I’ve taken a long time without blogging. Usually I can make sense of my life as it happens, but this past week in Uganda has been one to swallow me whole. There haven’t been moments of solitude where I can reflect and understand. It is challenging to be mom, Mama Tonya, and just Tonya for so long as I lived outside of my regular elements. I’m still in Uganda, though my flight home is soon. I’ll spend much of the thirty hours in flight sorting out the good, the bad and the ugly from these experiences. God has taught me so much through this experience. Truthfully, several times after late night meetings I’d write freely with the intention to blog the content. When I finished I could see it was raw material needing some time to cook.
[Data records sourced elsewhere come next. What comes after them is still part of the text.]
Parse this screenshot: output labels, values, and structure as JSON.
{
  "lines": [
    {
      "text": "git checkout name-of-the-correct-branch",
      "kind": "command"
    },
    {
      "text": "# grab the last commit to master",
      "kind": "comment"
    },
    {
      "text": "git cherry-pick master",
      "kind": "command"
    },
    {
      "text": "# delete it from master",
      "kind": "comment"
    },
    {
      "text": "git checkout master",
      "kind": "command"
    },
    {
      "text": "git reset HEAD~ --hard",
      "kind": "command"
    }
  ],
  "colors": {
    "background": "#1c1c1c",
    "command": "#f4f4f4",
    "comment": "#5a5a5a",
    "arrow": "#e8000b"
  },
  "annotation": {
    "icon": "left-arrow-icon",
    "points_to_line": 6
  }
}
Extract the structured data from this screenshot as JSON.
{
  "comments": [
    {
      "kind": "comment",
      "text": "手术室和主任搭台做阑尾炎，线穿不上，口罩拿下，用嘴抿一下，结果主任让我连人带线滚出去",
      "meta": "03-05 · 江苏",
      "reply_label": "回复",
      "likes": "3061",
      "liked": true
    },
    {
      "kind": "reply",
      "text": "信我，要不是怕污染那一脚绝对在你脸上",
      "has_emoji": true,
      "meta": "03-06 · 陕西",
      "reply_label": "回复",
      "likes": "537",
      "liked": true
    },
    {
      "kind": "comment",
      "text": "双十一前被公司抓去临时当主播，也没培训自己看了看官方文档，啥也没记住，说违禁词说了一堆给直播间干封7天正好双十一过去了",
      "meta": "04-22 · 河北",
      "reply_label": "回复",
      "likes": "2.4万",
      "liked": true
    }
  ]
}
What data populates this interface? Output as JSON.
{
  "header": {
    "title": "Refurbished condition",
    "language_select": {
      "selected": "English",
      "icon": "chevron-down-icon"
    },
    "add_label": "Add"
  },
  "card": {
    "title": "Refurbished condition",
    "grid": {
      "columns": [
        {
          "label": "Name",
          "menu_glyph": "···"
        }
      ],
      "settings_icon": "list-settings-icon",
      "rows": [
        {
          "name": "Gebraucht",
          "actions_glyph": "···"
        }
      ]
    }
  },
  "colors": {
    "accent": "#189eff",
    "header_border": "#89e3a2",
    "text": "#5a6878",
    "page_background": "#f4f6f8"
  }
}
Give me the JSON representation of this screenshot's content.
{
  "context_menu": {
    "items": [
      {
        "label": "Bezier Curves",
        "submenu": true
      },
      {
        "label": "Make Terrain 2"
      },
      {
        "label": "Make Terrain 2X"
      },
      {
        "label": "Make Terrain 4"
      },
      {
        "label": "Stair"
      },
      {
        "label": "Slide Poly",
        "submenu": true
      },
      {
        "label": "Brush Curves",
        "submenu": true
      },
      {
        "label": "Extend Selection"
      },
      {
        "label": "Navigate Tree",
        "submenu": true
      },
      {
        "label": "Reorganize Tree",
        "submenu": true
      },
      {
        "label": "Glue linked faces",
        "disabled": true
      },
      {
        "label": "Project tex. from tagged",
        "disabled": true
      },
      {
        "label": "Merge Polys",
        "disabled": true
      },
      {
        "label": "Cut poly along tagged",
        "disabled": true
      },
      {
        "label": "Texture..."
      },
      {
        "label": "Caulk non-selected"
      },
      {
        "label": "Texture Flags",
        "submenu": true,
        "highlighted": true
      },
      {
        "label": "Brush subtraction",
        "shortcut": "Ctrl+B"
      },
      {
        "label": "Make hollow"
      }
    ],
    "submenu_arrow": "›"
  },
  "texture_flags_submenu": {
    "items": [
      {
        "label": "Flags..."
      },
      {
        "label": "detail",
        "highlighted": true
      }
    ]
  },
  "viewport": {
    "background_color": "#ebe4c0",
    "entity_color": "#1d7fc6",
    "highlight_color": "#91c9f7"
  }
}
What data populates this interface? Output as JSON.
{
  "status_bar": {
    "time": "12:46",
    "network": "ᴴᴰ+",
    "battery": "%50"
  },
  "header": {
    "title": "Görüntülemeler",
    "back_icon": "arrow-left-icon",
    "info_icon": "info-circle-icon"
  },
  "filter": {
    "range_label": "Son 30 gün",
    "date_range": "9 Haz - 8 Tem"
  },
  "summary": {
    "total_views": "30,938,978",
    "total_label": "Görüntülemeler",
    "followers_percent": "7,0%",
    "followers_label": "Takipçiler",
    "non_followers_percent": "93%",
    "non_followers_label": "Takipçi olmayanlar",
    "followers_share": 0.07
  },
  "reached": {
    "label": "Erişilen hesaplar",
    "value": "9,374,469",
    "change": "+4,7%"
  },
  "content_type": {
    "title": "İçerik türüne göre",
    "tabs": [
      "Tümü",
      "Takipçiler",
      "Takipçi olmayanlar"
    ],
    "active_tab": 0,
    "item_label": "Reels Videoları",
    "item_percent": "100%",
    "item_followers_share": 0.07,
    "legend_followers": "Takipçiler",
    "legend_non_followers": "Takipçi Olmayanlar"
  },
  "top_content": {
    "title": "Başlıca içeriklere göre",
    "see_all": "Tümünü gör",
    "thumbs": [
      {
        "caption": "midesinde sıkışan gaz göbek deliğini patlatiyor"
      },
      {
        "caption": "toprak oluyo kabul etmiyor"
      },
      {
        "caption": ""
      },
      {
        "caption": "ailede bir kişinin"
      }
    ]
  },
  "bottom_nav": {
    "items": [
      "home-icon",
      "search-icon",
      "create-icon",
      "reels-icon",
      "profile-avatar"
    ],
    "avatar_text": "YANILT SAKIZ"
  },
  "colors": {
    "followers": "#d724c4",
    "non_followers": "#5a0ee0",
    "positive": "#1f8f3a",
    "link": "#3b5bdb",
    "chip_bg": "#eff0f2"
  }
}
I’m going to blog about all of the adventures when I am comfortably in my home office again, after I’ve simmered out my strong emotions and discovered the hidden truths.
I’ve spent every possible moment at our children’s home enjoying the flow of their life. I have loved getting to know each child one on one. Mostly it’s been exciting for Jack to become an authentic brother to them all. Their separation is going to be depressing for us all. Our home is the little bit of Eden in all of Kampala. When the gate closes behind us I feel the peace of God and know the pressures of the wicked cannot touch us. I hear laughter all day long in our home. I see active children. I see hard working loving adults. All that we have strived for is happening. This is so encouraging.
The issue with our gardener being taken away to jail has become a pulling of ropes with him as the scapegoat. The other side has wicked, selfish intentions because pride has been damaged. This is a guy with local power built upon lies. I’ve been concerned for our gardener and doing all that is right to protect him from further harm. I thank God because last Sunday he went to church. We’ve been talking to him about it so when I heard he went I was so encouraged. Robert is going to follow up and get him connected with a bible based church where he can hear the truth. I have a bible for him too! And I’m going to leave money to buy him new clothes and shoes.
The other situation that has caused me concern and kept me from the keyboard has been Kira. I’ve struggled and strained to understand what she is experiencing. I’ve given up some things I should have done to be available to her alone and help her find some security. It is much harder for her to be American and look Ugandan than we ever could have imagined. Kira does not like to be touched by strangers. She likes the American way of adults waiting for a child to come to them. She usually warms up to people quickly if given the chance to go at her own pace. But here every adult has their hands on her instantly, and they are relentless trying over and over again to pick her up and console her screams. She has begun to strike out at anyone who comes near her until she’s in a full on tantrum.
It is confusing for the Ugandans and embarrassing for me. In their vernacular they say she is stubborn and needs more beatings. I am learning there are two personality types for children here. They are either respectful and submissive, or naughty and stubborn. Only one of them is acceptable the other one is abused until broken. Finally it became so stressful for her that I’ve done my best to keep her away from people she doesn’t know. We stayed home from church for this purpose.
Being an adopting family is full of challenges and life lessons that are unique because of adoption. I’m not one to over think problems; I try to think through it as they happen. This adventure for Kira has taught me why she is such a strong girl. God has a use for her strength because she will have to know who she is when she spends time in Uganda. She will need to be able to stand tall knowing who God made her to be for his purposes and have the strength to ignore the expectations of Ugandans. In America she will need her strength to walk tall as the darkest girl in her school and just shrug when everyone learns her family is white. Some day she will need to come to terms with her story. She will probably spend much of her life living in between and it’s that space that isn’t American or Ugandan where she will need to find the comfort of God’s plan for her life. I’ll write more about this in the following weeks. I am only now beginning to see this through her perspective.
She’s one tough little mama, and it is no surprise God placed the most stubborn child ever produced in Uganda into the hands of Mama Tonya. Craig and I can handle her and we don’t want to fit her into a mold. We want to help her discover who God has created her to be and we will celebrate together as she embraces all the challenges before her. But I am learning her age of innocence is about to end. I am thinking of writing her story in a storybook form and using our photos of the events. I’m going to have it made into a photo book for her so we can read the story together over and over. That’s the first project for me when I get home. I might even write it as we fly over oceans and continents. She needs to connect some dots. I think this will help her.